This is also why there is a festive, picnic like atmosphere when killers set out on their mission.
The violence in all such cases is, predictably, one- sided.
It is probably for this reason that the National Advisory Council ( NAC) recommended a high powered authority be set up to try derelict officers when riots happen on their watch. To some extent this provision compensates for the NAC virtually disregarding the fact that political parties, especially the ruling combines, are actually responsible for most riots.
Against this background, it is rather crafty to lash out at Internet providers in the name of preserving inter faith harmony. Was it the Internet that roused anger in Tomsk against the Gita ? Far from it. Once again there were political interests involved in that incident, even though that particular controversy embarrassed the broad mass of the Russian population.
When was the last time a race riot happened in America? Internet penetration in USA is five times that of India and yet nobody thinks of policing Google or Facebook out there. Hate stuff is dished out on a daily basis on Internet sites in USA yet there have been no riots in recent decades. Why should that be the case? After all, bigotry is alive and well in America ( think of the Tea Party activists when in doubt on this subject), yet no race riots! The conclusion is simple: riots happen not because bigoted people read bigoted texts, but because politicians are willing to play the ethnic card and set fire to peaceful homes. There was a time when such incidents happened in America, but that was then and this is now. So if the UPA led administration believes that Internet can spark a riot then they must either be innocent or cynical. Or do they think that everybody in India is a professional Hindu, Sikh, Muslim or Christian? In which case, they have a very poor opinion of their electorate.
It is hard to imagine that grown politicians do not really know how riots are manufactured. This leads us to believe that the Internet is being censored not for hate literature but for the ugly things that have been said about politicians on Google and Facebook.
Though many of us believe that members of the political class are thick skinned, they actually get very antsy and upset if they are upended in public view.
This was true in the case of the Wikileaks too. As long as Julian Assange was bringing out information that exposed America’s war manoeuvres in Iraq and Afghanistan, nothing really happened to him. He was ridiculed and sniggered at by Pentagon, but no real damage. All that changed once Assange began to disclose diplomatic cables. These dispatches did not disclose state secrets, but showed up Presidents and Secretaries of State to be petty people with small minds.
This is what set the political class everywhere against him. Within a week of releasing information of this kind, Assange’s bank accounts were frozen and his Domain Net Server disabled.
Much worse has happened to him since then.

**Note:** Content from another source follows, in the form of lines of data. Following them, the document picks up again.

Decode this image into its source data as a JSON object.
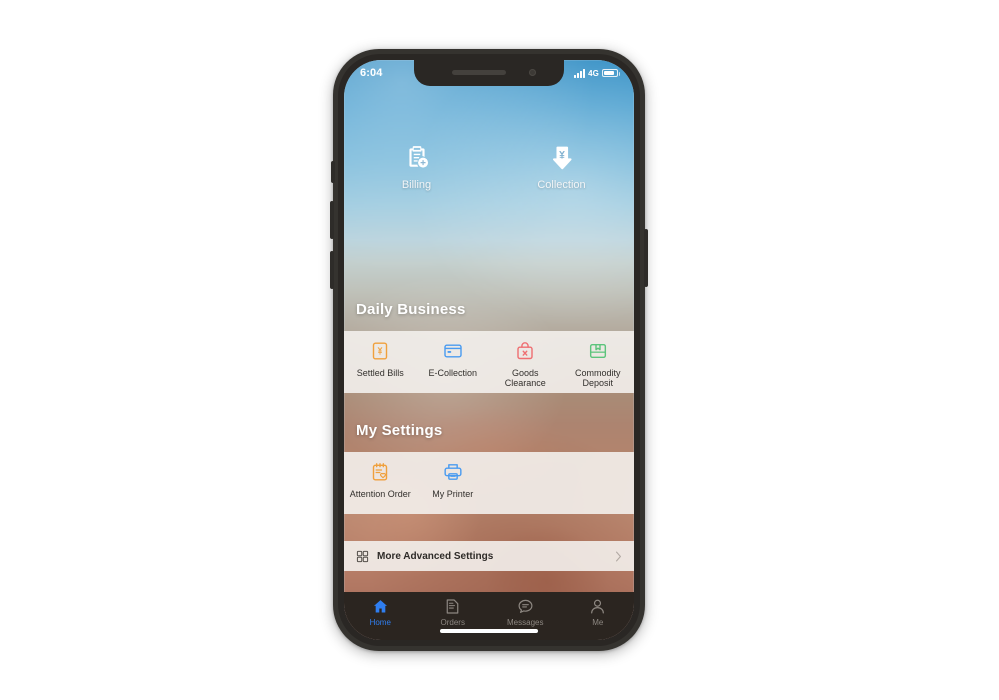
{
  "status_bar": {
    "time": "6:04",
    "network": "4G",
    "signal_icon": "signal-bars-icon",
    "battery_icon": "battery-icon"
  },
  "quick_actions": [
    {
      "label": "Billing",
      "icon": "clipboard-add-icon"
    },
    {
      "label": "Collection",
      "icon": "yen-arrow-down-icon"
    }
  ],
  "sections": [
    {
      "title": "Daily Business",
      "tiles": [
        {
          "label": "Settled Bills",
          "icon": "yen-box-icon",
          "color": "#f0a03c"
        },
        {
          "label": "E-Collection",
          "icon": "credit-card-icon",
          "color": "#4a9bf0"
        },
        {
          "label": "Goods Clearance",
          "icon": "bag-x-icon",
          "color": "#ef6f72"
        },
        {
          "label": "Commodity Deposit",
          "icon": "package-box-icon",
          "color": "#5cc47c"
        }
      ]
    },
    {
      "title": "My Settings",
      "tiles": [
        {
          "label": "Attention Order",
          "icon": "note-heart-icon",
          "color": "#f0a03c"
        },
        {
          "label": "My Printer",
          "icon": "printer-icon",
          "color": "#4a9bf0"
        }
      ]
    }
  ],
  "advanced_row": {
    "label": "More Advanced Settings",
    "icon": "grid-squares-icon",
    "chevron": "chevron-right-icon"
  },
  "tab_bar": {
    "items": [
      {
        "label": "Home",
        "icon": "home-icon",
        "active": true
      },
      {
        "label": "Orders",
        "icon": "document-icon",
        "active": false
      },
      {
        "label": "Messages",
        "icon": "chat-icon",
        "active": false
      },
      {
        "label": "Me",
        "icon": "person-icon",
        "active": false
      }
    ],
    "active_color": "#2f7ef0",
    "inactive_color": "#8d8781",
    "background": "#2b2520"
  },
  "theme": {
    "panel_bg": "#f3f0ec",
    "heading_color": "#ffffff",
    "wallpaper_top": "#3f95c8",
    "wallpaper_bottom": "#a56c59"
  }
}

Back to India. Internet penetration here is less than 9 per cent of the population whereas it is about 50 per cent in OECD countries.
Under these circumstances, does it make sense to get worked up about a minor ripple in the ocean? Once the Internet is brought to heel, what next? What would happen to Awadhi couplets? So many of them make fun of clerics and fundamentalists.
Indeed, what would happen to history for they often show religious leaders to be men with feet of clay? Would we now start banning them all because they might offend somebody’s culture and sentiment? Cynics will obviously conclude that there is more to Internet policing than meets the eye. The government is not actually interested in protecting the minorities as it is in covering up for political bosses. Realists will conclude that the UPA has missed the point for bigotry does not create riots; they happen only when political masters have a stake in setting them up.
But democrats will be the sorriest of all. They know that the hard fought fundamental right to freedom of expression is being bartered away for narrow partisan interests.
The writer is a former professor of Jawaharlal Nehru University